Friday, 4 January 2013

Wuthering Heights

So having studied Nineteenth Century Literature at University, the world of classics has been recently opened to me. Wuthering Heights is title I did not study, but chosen because it is considered a classic. 

My initial reaction was of pleasant surprise. Although I had no pre-concpetions of the book, I was not expecting what I was offered in the first few chapters. A striking feature is how easy a read it is. The prose is particularly flowing even when describing the moors- which I had very little interest in, and I sometimes wished the narrator Mrs Dean/ Mr Lockwood would move on from the scenery of Wuthering Heights and Thrushcross Grange. 

I do not doubt a scenery such as the moors works brilliantly, any less dramatic a choice and the novel may not have reached the longevity that it has acquired. However I doubt that, in my reading the setting of the two homes in the moors was well wrapped in the novel; but more could have been done to maximise the potential those moors held. As it is the moors remained a stagnant thing if beauty, depicted, described, drawn out for effect- but never quite utilised.

Unfortunately I fell quickly into the category of readers who had a strong dislike for poor Cathy. As a leading lady Cathy's entire allure is held in her ability to attract all varieties and variations of tragedy, abuse and ill temper. Beyond this, I found her every word irritating, her actions showing more of her character than her conversation. Her flights of self-supposed fancy were too flighty for my liking. 

In contradiction both Heathcliffe and Hareton were filled with all the character depths, misconceptions and opportunities to redeem themselves to the reader- all things I found distinctly lacking in any of the novel's Catherines. Mrs Dean I found to be a pleasant choice in narrator, and it was pleasant to see Ms Bronte return to both her narrators periodically as befitting. 

The ending of the novel remains something of mystery to me. It was conclusive, yet left me feeling empty. I suppose it was meant to be happy- Catherine Linton finally able to be happy and regain what was taken from her. But it was a cold, soulless ending. Almost as if Emily Bronte disliked her own characters.

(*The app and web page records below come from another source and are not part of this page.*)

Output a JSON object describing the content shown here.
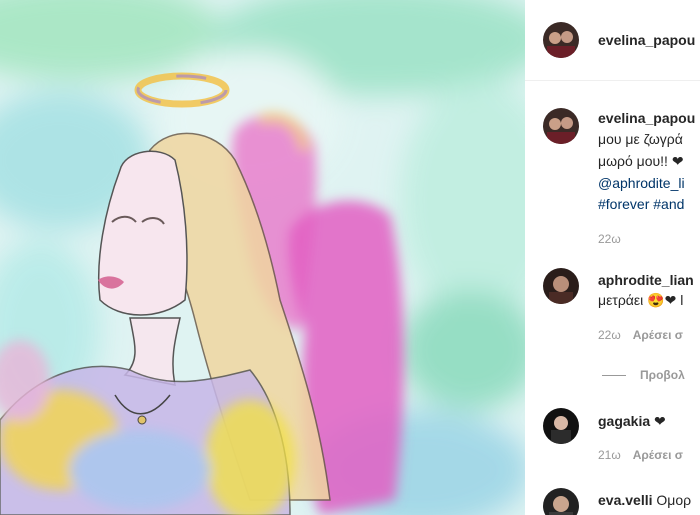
{
  "post": {
    "image_alt": "watercolor angel illustration",
    "author": "evelina_papou"
  },
  "caption": {
    "author": "evelina_papou",
    "lines": [
      "μου με ζωγρά",
      "μωρό μου!! ❤"
    ],
    "mention": "@aphrodite_li",
    "hashtags": "#forever #and",
    "time": "22ω"
  },
  "comments": [
    {
      "user": "aphrodite_lian",
      "text": "μετράει 😍❤ l",
      "time": "22ω",
      "like_label": "Αρέσει σ"
    },
    {
      "user": "gagakia",
      "text": "❤",
      "time": "21ω",
      "like_label": "Αρέσει σ"
    },
    {
      "user": "eva.velli",
      "text": "Ομορ"
    }
  ],
  "replies_label": "Προβολ"
}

In summary, Wuthering Heights will always be a classic, and is well written beyond doubt- to an extent. However it is no Pride and Prejudice or Mansfield Park- then again it was never going to be.

A Place for Passion

A new year, new start. With a budding new career in a publishing house- an industry I've always wanted to work in, I've decided to keep tabs on my reading during 2013, by writing a review of each book I read throughout the year. 

My first entry is dedicated to Emily Bronte's Wuthering Heights, a novel I have always told myself I would read; "because it's a classic" but never found the time nor inclination until I graduated. First it was a case of getting a copy, then came the nitty gritty part' actually reading it.

Never the less, I am a firm believer that ambition, dedication and hard work will see good things happen. Books and reading have always been a passion of mine and this year I'm determined to give that passion a real place in my life, rather than a hobby I always feel I neglect too often. 

Stay tuned for more thoughts as I turn the pages of novel after novel in the coming months- 2013 is going to be filled with adventures!